### INPUT MATERIAL
▼

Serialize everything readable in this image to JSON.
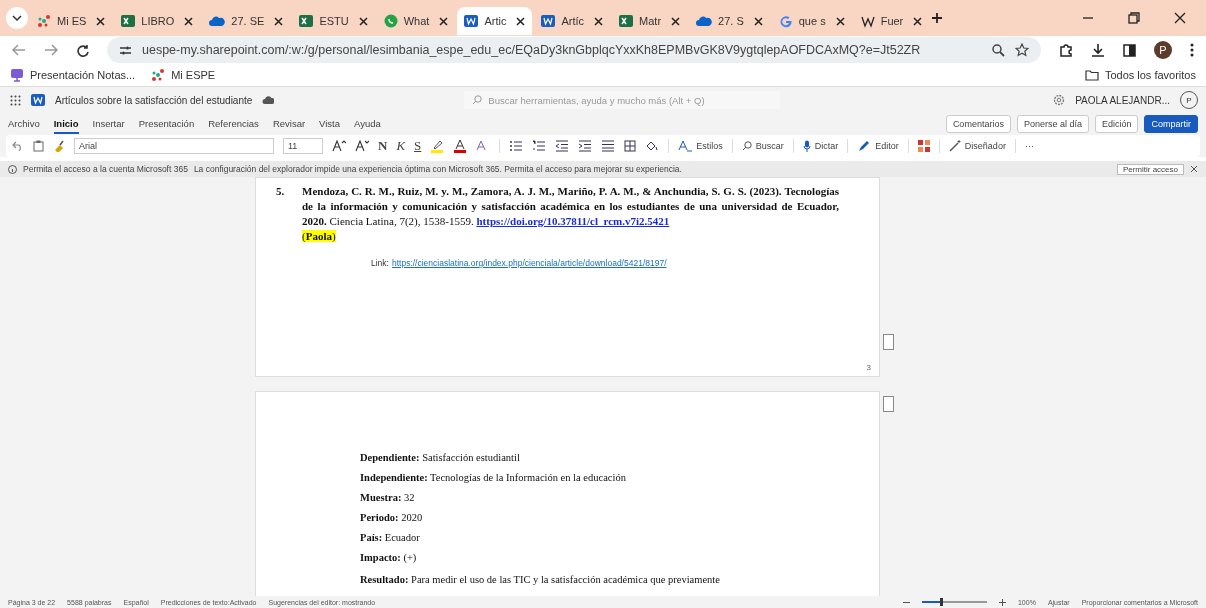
{
  "browser": {
    "tabs": [
      {
        "kind": "espe",
        "label": "Mi ES",
        "selected": false
      },
      {
        "kind": "excel",
        "label": "LIBRO",
        "selected": false
      },
      {
        "kind": "cloud",
        "label": "27. SE",
        "selected": false
      },
      {
        "kind": "excel",
        "label": "ESTU",
        "selected": false
      },
      {
        "kind": "chat",
        "label": "What",
        "selected": false
      },
      {
        "kind": "word",
        "label": "Artic",
        "selected": true
      },
      {
        "kind": "word",
        "label": "Artíc",
        "selected": false
      },
      {
        "kind": "excel",
        "label": "Matr",
        "selected": false
      },
      {
        "kind": "cloud",
        "label": "27. S",
        "selected": false
      },
      {
        "kind": "google",
        "label": "que s",
        "selected": false
      },
      {
        "kind": "wiki",
        "label": "Fuer",
        "selected": false
      }
    ],
    "url": "uespe-my.sharepoint.com/:w:/g/personal/lesimbania_espe_edu_ec/EQaDy3knGbplqcYxxKh8EPMBvGK8V9ygtqlepAOFDCAxMQ?e=Jt52ZR",
    "profile": "P",
    "bookmarks": [
      {
        "kind": "presentation",
        "label": "Presentación Notas..."
      },
      {
        "kind": "espe",
        "label": "Mi ESPE"
      }
    ],
    "all_bookmarks": "Todos los favoritos"
  },
  "word": {
    "doc_title": "Artículos sobre la satisfacción del estudiante",
    "search_placeholder": "Buscar herramientas, ayuda y mucho más (Alt + Q)",
    "user": "PAOLA ALEJANDR...",
    "user_initial": "P",
    "ribbon_tabs": [
      {
        "label": "Archivo",
        "selected": false
      },
      {
        "label": "Inicio",
        "selected": true
      },
      {
        "label": "Insertar",
        "selected": false
      },
      {
        "label": "Presentación",
        "selected": false
      },
      {
        "label": "Referencias",
        "selected": false
      },
      {
        "label": "Revisar",
        "selected": false
      },
      {
        "label": "Vista",
        "selected": false
      },
      {
        "label": "Ayuda",
        "selected": false
      }
    ],
    "actions": [
      {
        "kind": "outline",
        "label": "Comentarios"
      },
      {
        "kind": "outline",
        "label": "Ponerse al día"
      },
      {
        "kind": "outline",
        "label": "Edición"
      },
      {
        "kind": "primary",
        "label": "Compartir"
      }
    ],
    "toolbar": {
      "font": "Arial",
      "size": "11",
      "format": [
        "N",
        "K",
        "S"
      ],
      "commands": [
        "Estilos",
        "Buscar",
        "Dictar",
        "Editor",
        "Diseñador"
      ],
      "more": "···"
    },
    "infobar": {
      "title": "Permita el acceso a la cuenta Microsoft 365",
      "message": "La configuración del explorador impide una experiencia óptima con Microsoft 365. Permita el acceso para mejorar su experiencia.",
      "button": "Permitir acceso"
    },
    "page1": {
      "reference": {
        "number": "5.",
        "text": "**Mendoza, C. R. M., Ruiz, M. y. M., Zamora, A. J. M., Mariño, P. A. M., & Anchundia, S. G. S. (2023). Tecnologías de la información y comunicación y satisfacción académica en los estudiantes de una universidad de Ecuador, 2020.** Ciencia Latina, 7(2), 1538-1559.",
        "link": "https://doi.org/10.37811/cl_rcm.v7i2.5421",
        "note": "(**Paola**)",
        "highlighted": true
      },
      "link_label": "Link:",
      "link": "https://cienciaslatina.org/index.php/cienciala/article/download/5421/8197/",
      "page_number": "3"
    },
    "page2": {
      "fields": [
        {
          "label": "Dependiente:",
          "value": "Satisfacción estudiantil"
        },
        {
          "label": "Independiente:",
          "value": "Tecnologías de la Información en la educación"
        },
        {
          "label": "Muestra:",
          "value": "32"
        },
        {
          "label": "Periodo:",
          "value": "2020"
        },
        {
          "label": "País:",
          "value": "Ecuador"
        },
        {
          "label": "Impacto:",
          "value": "(+)"
        }
      ],
      "result_label": "Resultado:",
      "result": "Para medir el uso de las TIC y la satisfacción académica que previamente"
    },
    "status": {
      "items": [
        "Página 3 de 22",
        "5588 palabras",
        "Español",
        "Predicciones de texto:Activado",
        "Sugerencias del editor: mostrando"
      ],
      "zoom_slider": {
        "level": 0.3
      },
      "zoom": "100%",
      "fit": "Ajustar",
      "feedback": "Proporcionar comentarios a Microsoft"
    }
  }
}
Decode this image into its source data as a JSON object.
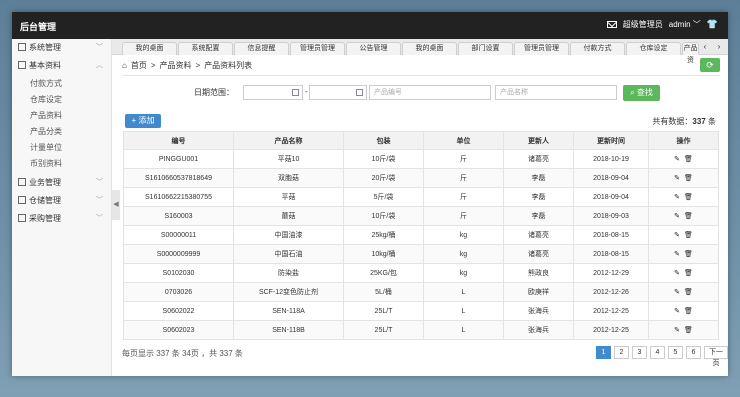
{
  "app": {
    "title": "后台管理",
    "user_role": "超级管理员",
    "user_name": "admin"
  },
  "sidebar": {
    "groups": [
      {
        "label": "系统管理"
      },
      {
        "label": "基本资料",
        "items": [
          "付款方式",
          "仓库设定",
          "产品资料",
          "产品分类",
          "计量单位",
          "币别资料"
        ]
      },
      {
        "label": "业务管理"
      },
      {
        "label": "仓储管理"
      },
      {
        "label": "采购管理"
      }
    ]
  },
  "tabs": [
    "我的桌面",
    "系统配置",
    "信息提醒",
    "管理员管理",
    "公告管理",
    "我的桌面",
    "部门设置",
    "管理员管理",
    "付款方式",
    "仓库设定",
    "产品资"
  ],
  "breadcrumb": [
    "首页",
    "产品资料",
    "产品资料列表"
  ],
  "filter": {
    "date_label": "日期范围：",
    "dash": "-",
    "product_no_placeholder": "产品编号",
    "product_name_placeholder": "产品名称",
    "search_label": "查找"
  },
  "toolbar": {
    "add_label": "添加",
    "total_prefix": "共有数据：",
    "total_count": "337",
    "total_suffix": "条"
  },
  "table": {
    "headers": [
      "编号",
      "产品名称",
      "包装",
      "单位",
      "更新人",
      "更新时间",
      "操作"
    ],
    "rows": [
      [
        "PINGGU001",
        "平菇10",
        "10斤/袋",
        "斤",
        "诸葛亮",
        "2018-10-19"
      ],
      [
        "S1610660537818649",
        "双胞菇",
        "20斤/袋",
        "斤",
        "李磊",
        "2018-09-04"
      ],
      [
        "S1610662215380755",
        "平菇",
        "5斤/袋",
        "斤",
        "李磊",
        "2018-09-04"
      ],
      [
        "S160003",
        "蘑菇",
        "10斤/袋",
        "斤",
        "李磊",
        "2018-09-03"
      ],
      [
        "S00000011",
        "中国油漆",
        "25kg/桶",
        "kg",
        "诸葛亮",
        "2018-08-15"
      ],
      [
        "S0000009999",
        "中国石油",
        "10kg/桶",
        "kg",
        "诸葛亮",
        "2018-08-15"
      ],
      [
        "S0102030",
        "防染盐",
        "25KG/包",
        "kg",
        "熊政良",
        "2012-12-29"
      ],
      [
        "0703026",
        "SCF-12变色防止剂",
        "5L/桶",
        "L",
        "欧庚祥",
        "2012-12-26"
      ],
      [
        "S0602022",
        "SEN-118A",
        "25L/T",
        "L",
        "张海兵",
        "2012-12-25"
      ],
      [
        "S0602023",
        "SEN-118B",
        "25L/T",
        "L",
        "张海兵",
        "2012-12-25"
      ]
    ]
  },
  "pagination": {
    "info": "每页显示 337 条 34页 ，共 337 条",
    "pages": [
      "1",
      "2",
      "3",
      "4",
      "5",
      "6"
    ],
    "next_label": "下一页",
    "current": "1"
  }
}
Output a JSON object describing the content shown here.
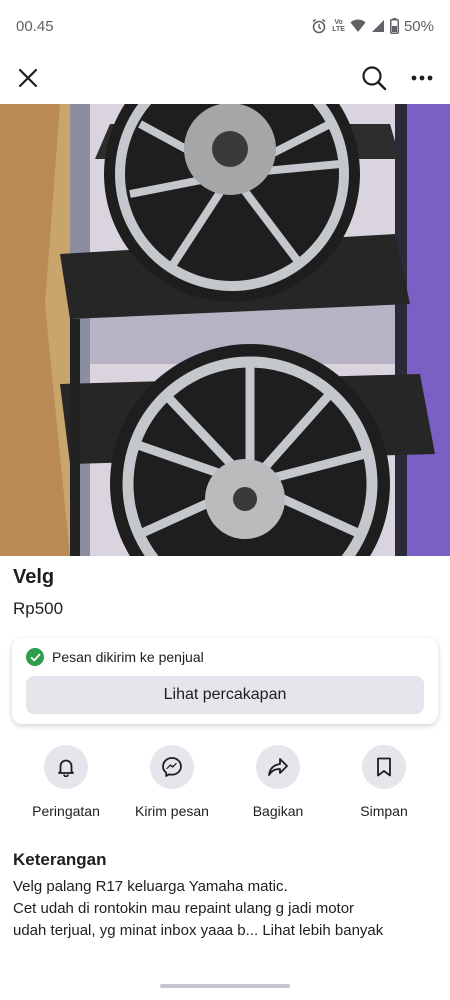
{
  "status_bar": {
    "time": "00.45",
    "battery": "50%",
    "network": "LTE"
  },
  "nav": {
    "close_icon": "close-icon",
    "search_icon": "search-icon",
    "more_icon": "more-icon"
  },
  "listing": {
    "title": "Velg",
    "price": "Rp500",
    "photo_description": "two motorcycle alloy wheels on metal stand"
  },
  "message_card": {
    "sent_text": "Pesan dikirim ke penjual",
    "view_button": "Lihat percakapan"
  },
  "actions": [
    {
      "label": "Peringatan",
      "icon": "bell-icon"
    },
    {
      "label": "Kirim pesan",
      "icon": "messenger-icon"
    },
    {
      "label": "Bagikan",
      "icon": "share-icon"
    },
    {
      "label": "Simpan",
      "icon": "bookmark-icon"
    }
  ],
  "description": {
    "heading": "Keterangan",
    "line1": "Velg palang R17 keluarga Yamaha matic.",
    "line2": "Cet udah di rontokin mau repaint ulang g jadi motor",
    "line3": "udah terjual, yg minat inbox yaaa b...",
    "see_more": "Lihat lebih banyak"
  },
  "colors": {
    "success": "#2e9d4c",
    "button_bg": "#e4e6eb",
    "text": "#1c1e21"
  }
}
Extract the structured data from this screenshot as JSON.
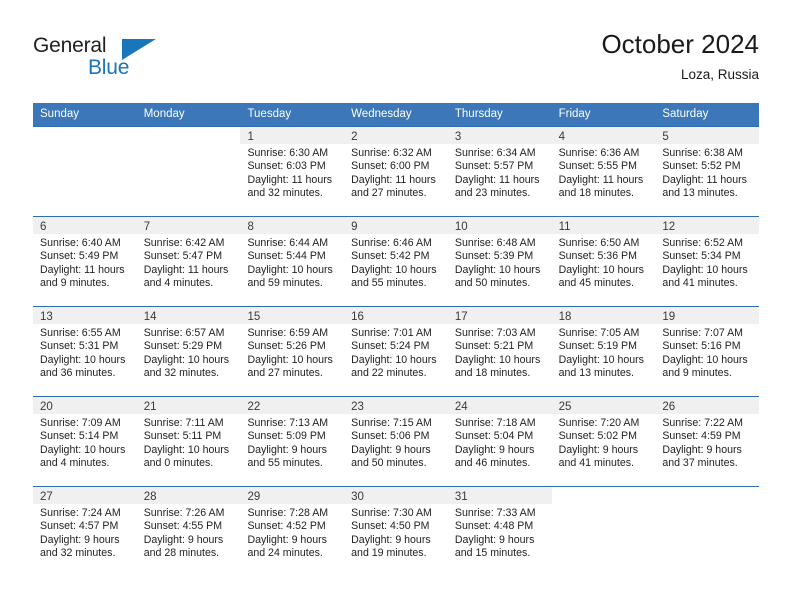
{
  "brand": {
    "name_top": "General",
    "name_bottom": "Blue",
    "accent_color": "#1b75bb",
    "mark": "triangle-icon"
  },
  "header": {
    "title": "October 2024",
    "subtitle": "Loza, Russia"
  },
  "theme": {
    "header_blue": "#3b77b9",
    "row_border_blue": "#2f6daf",
    "daynum_strip": "#f0f0f0"
  },
  "calendar": {
    "weekdays": [
      "Sunday",
      "Monday",
      "Tuesday",
      "Wednesday",
      "Thursday",
      "Friday",
      "Saturday"
    ],
    "weeks": [
      [
        {
          "day": "",
          "sunrise": "",
          "sunset": "",
          "daylight_1": "",
          "daylight_2": ""
        },
        {
          "day": "",
          "sunrise": "",
          "sunset": "",
          "daylight_1": "",
          "daylight_2": ""
        },
        {
          "day": "1",
          "sunrise": "Sunrise: 6:30 AM",
          "sunset": "Sunset: 6:03 PM",
          "daylight_1": "Daylight: 11 hours",
          "daylight_2": "and 32 minutes."
        },
        {
          "day": "2",
          "sunrise": "Sunrise: 6:32 AM",
          "sunset": "Sunset: 6:00 PM",
          "daylight_1": "Daylight: 11 hours",
          "daylight_2": "and 27 minutes."
        },
        {
          "day": "3",
          "sunrise": "Sunrise: 6:34 AM",
          "sunset": "Sunset: 5:57 PM",
          "daylight_1": "Daylight: 11 hours",
          "daylight_2": "and 23 minutes."
        },
        {
          "day": "4",
          "sunrise": "Sunrise: 6:36 AM",
          "sunset": "Sunset: 5:55 PM",
          "daylight_1": "Daylight: 11 hours",
          "daylight_2": "and 18 minutes."
        },
        {
          "day": "5",
          "sunrise": "Sunrise: 6:38 AM",
          "sunset": "Sunset: 5:52 PM",
          "daylight_1": "Daylight: 11 hours",
          "daylight_2": "and 13 minutes."
        }
      ],
      [
        {
          "day": "6",
          "sunrise": "Sunrise: 6:40 AM",
          "sunset": "Sunset: 5:49 PM",
          "daylight_1": "Daylight: 11 hours",
          "daylight_2": "and 9 minutes."
        },
        {
          "day": "7",
          "sunrise": "Sunrise: 6:42 AM",
          "sunset": "Sunset: 5:47 PM",
          "daylight_1": "Daylight: 11 hours",
          "daylight_2": "and 4 minutes."
        },
        {
          "day": "8",
          "sunrise": "Sunrise: 6:44 AM",
          "sunset": "Sunset: 5:44 PM",
          "daylight_1": "Daylight: 10 hours",
          "daylight_2": "and 59 minutes."
        },
        {
          "day": "9",
          "sunrise": "Sunrise: 6:46 AM",
          "sunset": "Sunset: 5:42 PM",
          "daylight_1": "Daylight: 10 hours",
          "daylight_2": "and 55 minutes."
        },
        {
          "day": "10",
          "sunrise": "Sunrise: 6:48 AM",
          "sunset": "Sunset: 5:39 PM",
          "daylight_1": "Daylight: 10 hours",
          "daylight_2": "and 50 minutes."
        },
        {
          "day": "11",
          "sunrise": "Sunrise: 6:50 AM",
          "sunset": "Sunset: 5:36 PM",
          "daylight_1": "Daylight: 10 hours",
          "daylight_2": "and 45 minutes."
        },
        {
          "day": "12",
          "sunrise": "Sunrise: 6:52 AM",
          "sunset": "Sunset: 5:34 PM",
          "daylight_1": "Daylight: 10 hours",
          "daylight_2": "and 41 minutes."
        }
      ],
      [
        {
          "day": "13",
          "sunrise": "Sunrise: 6:55 AM",
          "sunset": "Sunset: 5:31 PM",
          "daylight_1": "Daylight: 10 hours",
          "daylight_2": "and 36 minutes."
        },
        {
          "day": "14",
          "sunrise": "Sunrise: 6:57 AM",
          "sunset": "Sunset: 5:29 PM",
          "daylight_1": "Daylight: 10 hours",
          "daylight_2": "and 32 minutes."
        },
        {
          "day": "15",
          "sunrise": "Sunrise: 6:59 AM",
          "sunset": "Sunset: 5:26 PM",
          "daylight_1": "Daylight: 10 hours",
          "daylight_2": "and 27 minutes."
        },
        {
          "day": "16",
          "sunrise": "Sunrise: 7:01 AM",
          "sunset": "Sunset: 5:24 PM",
          "daylight_1": "Daylight: 10 hours",
          "daylight_2": "and 22 minutes."
        },
        {
          "day": "17",
          "sunrise": "Sunrise: 7:03 AM",
          "sunset": "Sunset: 5:21 PM",
          "daylight_1": "Daylight: 10 hours",
          "daylight_2": "and 18 minutes."
        },
        {
          "day": "18",
          "sunrise": "Sunrise: 7:05 AM",
          "sunset": "Sunset: 5:19 PM",
          "daylight_1": "Daylight: 10 hours",
          "daylight_2": "and 13 minutes."
        },
        {
          "day": "19",
          "sunrise": "Sunrise: 7:07 AM",
          "sunset": "Sunset: 5:16 PM",
          "daylight_1": "Daylight: 10 hours",
          "daylight_2": "and 9 minutes."
        }
      ],
      [
        {
          "day": "20",
          "sunrise": "Sunrise: 7:09 AM",
          "sunset": "Sunset: 5:14 PM",
          "daylight_1": "Daylight: 10 hours",
          "daylight_2": "and 4 minutes."
        },
        {
          "day": "21",
          "sunrise": "Sunrise: 7:11 AM",
          "sunset": "Sunset: 5:11 PM",
          "daylight_1": "Daylight: 10 hours",
          "daylight_2": "and 0 minutes."
        },
        {
          "day": "22",
          "sunrise": "Sunrise: 7:13 AM",
          "sunset": "Sunset: 5:09 PM",
          "daylight_1": "Daylight: 9 hours",
          "daylight_2": "and 55 minutes."
        },
        {
          "day": "23",
          "sunrise": "Sunrise: 7:15 AM",
          "sunset": "Sunset: 5:06 PM",
          "daylight_1": "Daylight: 9 hours",
          "daylight_2": "and 50 minutes."
        },
        {
          "day": "24",
          "sunrise": "Sunrise: 7:18 AM",
          "sunset": "Sunset: 5:04 PM",
          "daylight_1": "Daylight: 9 hours",
          "daylight_2": "and 46 minutes."
        },
        {
          "day": "25",
          "sunrise": "Sunrise: 7:20 AM",
          "sunset": "Sunset: 5:02 PM",
          "daylight_1": "Daylight: 9 hours",
          "daylight_2": "and 41 minutes."
        },
        {
          "day": "26",
          "sunrise": "Sunrise: 7:22 AM",
          "sunset": "Sunset: 4:59 PM",
          "daylight_1": "Daylight: 9 hours",
          "daylight_2": "and 37 minutes."
        }
      ],
      [
        {
          "day": "27",
          "sunrise": "Sunrise: 7:24 AM",
          "sunset": "Sunset: 4:57 PM",
          "daylight_1": "Daylight: 9 hours",
          "daylight_2": "and 32 minutes."
        },
        {
          "day": "28",
          "sunrise": "Sunrise: 7:26 AM",
          "sunset": "Sunset: 4:55 PM",
          "daylight_1": "Daylight: 9 hours",
          "daylight_2": "and 28 minutes."
        },
        {
          "day": "29",
          "sunrise": "Sunrise: 7:28 AM",
          "sunset": "Sunset: 4:52 PM",
          "daylight_1": "Daylight: 9 hours",
          "daylight_2": "and 24 minutes."
        },
        {
          "day": "30",
          "sunrise": "Sunrise: 7:30 AM",
          "sunset": "Sunset: 4:50 PM",
          "daylight_1": "Daylight: 9 hours",
          "daylight_2": "and 19 minutes."
        },
        {
          "day": "31",
          "sunrise": "Sunrise: 7:33 AM",
          "sunset": "Sunset: 4:48 PM",
          "daylight_1": "Daylight: 9 hours",
          "daylight_2": "and 15 minutes."
        },
        {
          "day": "",
          "sunrise": "",
          "sunset": "",
          "daylight_1": "",
          "daylight_2": ""
        },
        {
          "day": "",
          "sunrise": "",
          "sunset": "",
          "daylight_1": "",
          "daylight_2": ""
        }
      ]
    ]
  }
}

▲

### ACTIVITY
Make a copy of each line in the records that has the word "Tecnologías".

### RESPONSE FOR THIS EXERCISE
        "text": "**Mendoza, C. R. M., Ruiz, M. y. M., Zamora, A. J. M., Mariño, P. A. M., & Anchundia, S. G. S. (2023). Tecnologías de la información y comunicación y satisfacción académica en los estudiantes de una universidad de Ecuador, 2020.** Ciencia Latina, 7(2), 1538-1559.",
          "value": "Tecnologías de la Información en la educación"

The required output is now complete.